4. Mark 3:4,5a and Luke 6:9,10a are highly similar, but the verses are missing from Matthew. This material appears to have been excised and replaced in Matthew 12:11,12 by a teaching about rescuing a domestic animal from a pit on the Sabbath that takes up the same amount of space. The pericope in Matthew is related to the story about the Man With Dropsy in Luke 14:1-6 and will be considered separately. In Mk 3:4 / Lk 6:9, Jesus asks if it is permitted on the Sabbath to do good or evil, to restore life or destroy it. The observers are silent in Mark and D Luke. In Mk 3:5 / Lk 6:10, Jesus looks around (peribleyamenoV) in anger (met arghV / en orgh) in Mark and D Luke but not Alexandrian Luke. Mark adds the further detail epi th pwrwsei thV kardiaV autwn (for their hearts were hardened). This expression is a characteristic of Mark and is repeated after the miracle of the Feeding of the 5000. The word sunlupoumenoV (being deeply grieved) does not appear in W Mark. This suggests a possible conflation of two versions - a compassionate and an angry Jesus - similar to the Cleansing of the Leper.

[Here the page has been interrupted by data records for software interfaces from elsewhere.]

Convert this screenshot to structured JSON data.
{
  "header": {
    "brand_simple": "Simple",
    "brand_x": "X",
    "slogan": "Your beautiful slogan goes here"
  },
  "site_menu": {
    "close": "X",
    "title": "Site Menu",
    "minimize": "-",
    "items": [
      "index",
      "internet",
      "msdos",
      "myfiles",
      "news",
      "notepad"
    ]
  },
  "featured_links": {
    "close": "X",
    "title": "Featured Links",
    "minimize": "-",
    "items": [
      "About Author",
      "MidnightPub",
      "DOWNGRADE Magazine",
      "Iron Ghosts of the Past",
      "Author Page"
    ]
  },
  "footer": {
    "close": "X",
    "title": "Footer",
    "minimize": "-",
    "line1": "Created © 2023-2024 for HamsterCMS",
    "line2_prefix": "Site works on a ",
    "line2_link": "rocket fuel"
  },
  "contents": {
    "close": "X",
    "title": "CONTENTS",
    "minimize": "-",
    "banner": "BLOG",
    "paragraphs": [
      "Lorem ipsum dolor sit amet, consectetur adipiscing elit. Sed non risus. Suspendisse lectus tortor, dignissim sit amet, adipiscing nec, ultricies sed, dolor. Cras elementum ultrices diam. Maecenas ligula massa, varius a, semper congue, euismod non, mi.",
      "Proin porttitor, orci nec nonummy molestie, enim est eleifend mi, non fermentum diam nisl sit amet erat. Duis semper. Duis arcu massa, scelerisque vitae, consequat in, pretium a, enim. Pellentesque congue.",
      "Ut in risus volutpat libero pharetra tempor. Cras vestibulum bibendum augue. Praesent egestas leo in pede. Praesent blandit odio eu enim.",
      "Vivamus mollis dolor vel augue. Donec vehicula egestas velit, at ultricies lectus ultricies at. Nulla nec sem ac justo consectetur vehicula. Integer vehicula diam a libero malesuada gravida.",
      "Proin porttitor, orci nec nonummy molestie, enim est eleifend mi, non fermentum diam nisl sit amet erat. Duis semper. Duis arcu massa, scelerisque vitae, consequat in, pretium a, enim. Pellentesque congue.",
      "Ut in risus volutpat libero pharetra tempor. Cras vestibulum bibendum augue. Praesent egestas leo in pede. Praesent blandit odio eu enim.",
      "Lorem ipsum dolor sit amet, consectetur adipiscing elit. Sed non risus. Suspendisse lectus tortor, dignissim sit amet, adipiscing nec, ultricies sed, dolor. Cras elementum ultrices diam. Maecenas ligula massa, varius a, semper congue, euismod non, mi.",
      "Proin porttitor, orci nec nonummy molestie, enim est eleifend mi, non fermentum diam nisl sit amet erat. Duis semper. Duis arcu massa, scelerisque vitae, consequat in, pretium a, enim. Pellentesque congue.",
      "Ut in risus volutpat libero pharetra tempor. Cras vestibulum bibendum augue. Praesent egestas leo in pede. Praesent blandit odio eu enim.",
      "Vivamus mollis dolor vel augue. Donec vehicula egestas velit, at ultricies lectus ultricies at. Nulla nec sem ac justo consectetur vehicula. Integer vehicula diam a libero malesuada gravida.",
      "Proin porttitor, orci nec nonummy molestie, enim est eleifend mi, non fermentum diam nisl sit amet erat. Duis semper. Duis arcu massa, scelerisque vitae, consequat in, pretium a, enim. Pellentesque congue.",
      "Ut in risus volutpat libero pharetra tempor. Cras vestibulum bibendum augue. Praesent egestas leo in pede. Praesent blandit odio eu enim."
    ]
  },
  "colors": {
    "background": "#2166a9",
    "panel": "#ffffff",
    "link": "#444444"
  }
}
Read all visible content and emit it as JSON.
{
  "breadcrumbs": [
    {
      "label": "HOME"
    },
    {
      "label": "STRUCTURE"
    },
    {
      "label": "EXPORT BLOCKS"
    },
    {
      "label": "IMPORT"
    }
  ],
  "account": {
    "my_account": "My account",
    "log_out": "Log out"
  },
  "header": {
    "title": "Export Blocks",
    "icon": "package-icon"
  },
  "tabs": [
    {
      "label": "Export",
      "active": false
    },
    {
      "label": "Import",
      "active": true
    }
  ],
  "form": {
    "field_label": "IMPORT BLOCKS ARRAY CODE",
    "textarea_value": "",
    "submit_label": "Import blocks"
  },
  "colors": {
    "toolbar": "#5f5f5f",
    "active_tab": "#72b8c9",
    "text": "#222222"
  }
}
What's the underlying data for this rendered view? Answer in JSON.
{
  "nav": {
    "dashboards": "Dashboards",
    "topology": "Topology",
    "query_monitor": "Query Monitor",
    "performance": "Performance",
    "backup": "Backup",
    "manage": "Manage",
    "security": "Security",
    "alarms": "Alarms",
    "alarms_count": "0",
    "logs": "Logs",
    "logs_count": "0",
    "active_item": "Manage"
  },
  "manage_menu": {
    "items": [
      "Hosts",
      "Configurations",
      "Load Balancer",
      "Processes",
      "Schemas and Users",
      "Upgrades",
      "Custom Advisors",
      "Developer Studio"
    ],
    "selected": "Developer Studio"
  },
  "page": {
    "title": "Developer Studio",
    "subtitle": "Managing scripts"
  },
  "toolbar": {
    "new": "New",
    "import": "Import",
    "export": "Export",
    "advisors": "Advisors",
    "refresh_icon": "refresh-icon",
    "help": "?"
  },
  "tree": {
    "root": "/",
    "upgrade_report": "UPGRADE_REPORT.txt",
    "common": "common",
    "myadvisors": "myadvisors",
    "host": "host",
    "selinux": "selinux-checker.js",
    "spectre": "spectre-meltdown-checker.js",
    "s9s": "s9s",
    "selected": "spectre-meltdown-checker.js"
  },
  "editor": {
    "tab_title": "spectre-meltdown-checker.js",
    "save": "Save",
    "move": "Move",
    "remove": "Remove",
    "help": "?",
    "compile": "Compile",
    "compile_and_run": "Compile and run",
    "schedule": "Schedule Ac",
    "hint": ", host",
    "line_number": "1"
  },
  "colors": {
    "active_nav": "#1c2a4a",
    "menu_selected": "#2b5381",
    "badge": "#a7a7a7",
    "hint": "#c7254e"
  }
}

5. In Mt 12:13, Mk 3:5b, Lk 6:10b, Jesus tells the man to extend his hand and it is restored. The text is highly conserved between Mark and Matthew. Matthew adds the additional detail that it was restored ugihV wV h allh (healthy as the other). The tradition in Matthew is divided however, with Mt 12:13 having only ugihV and some Latin witnesses (b,c,ff,g,h) and the Syriac witnesses (Syr-C, Syr-P, Syr-S) having wV h allh. D Luke 6:10b adds the second part of this phrase to the original ending wV kai h allh (as also the other) while W Luke 6:10b has only the first part ugihV. The text of Lk 6:10 has an intermediate form between B and D (D is identical to Mark except the last clause). Luke has a tendency to harmonize to Matthew and or Mark in the words of Jesus.

6. The ending in Mt 12:14, Mk 3:6 has the Pharisees (along with the Herodians in Mark) plotting how to destroy Jesus. The verse is almost invariant except for the single word elabon (took) in Matthew, edidoun (held) in B Mark, or epoihsan (made) in Mark. Luke 6:11 has a different ending in which the scribes and Pharisees are filled with fury and discuss what they might do to Jesus. The ending is similar to Lk 4:28 where the congregants are filled with anger and Jesus is driven out of the synagogue.

7. The pericope of Mark 3:1-6 and parallels concludes Mark's teaching unit about Jesus doing what is not permitted on the Sabbath. The healing of the man with the withered hand apparently violated a prohibition against working on the Sabbath, but this misses the point entirely. Jesus did not heal the man by touching him, so no work was performed. Further, Jesus' rhetorical question about whether it is better to save life or destroy it does not make sense in this context because the man's injury was not life threatening. The story does make sense, however, if the real issue is over Jesus' authority to forgive sin manifested through healing. Thus, the series of confrontation stories ends as it began with the healing of the paralytic and the implication of blasphemy.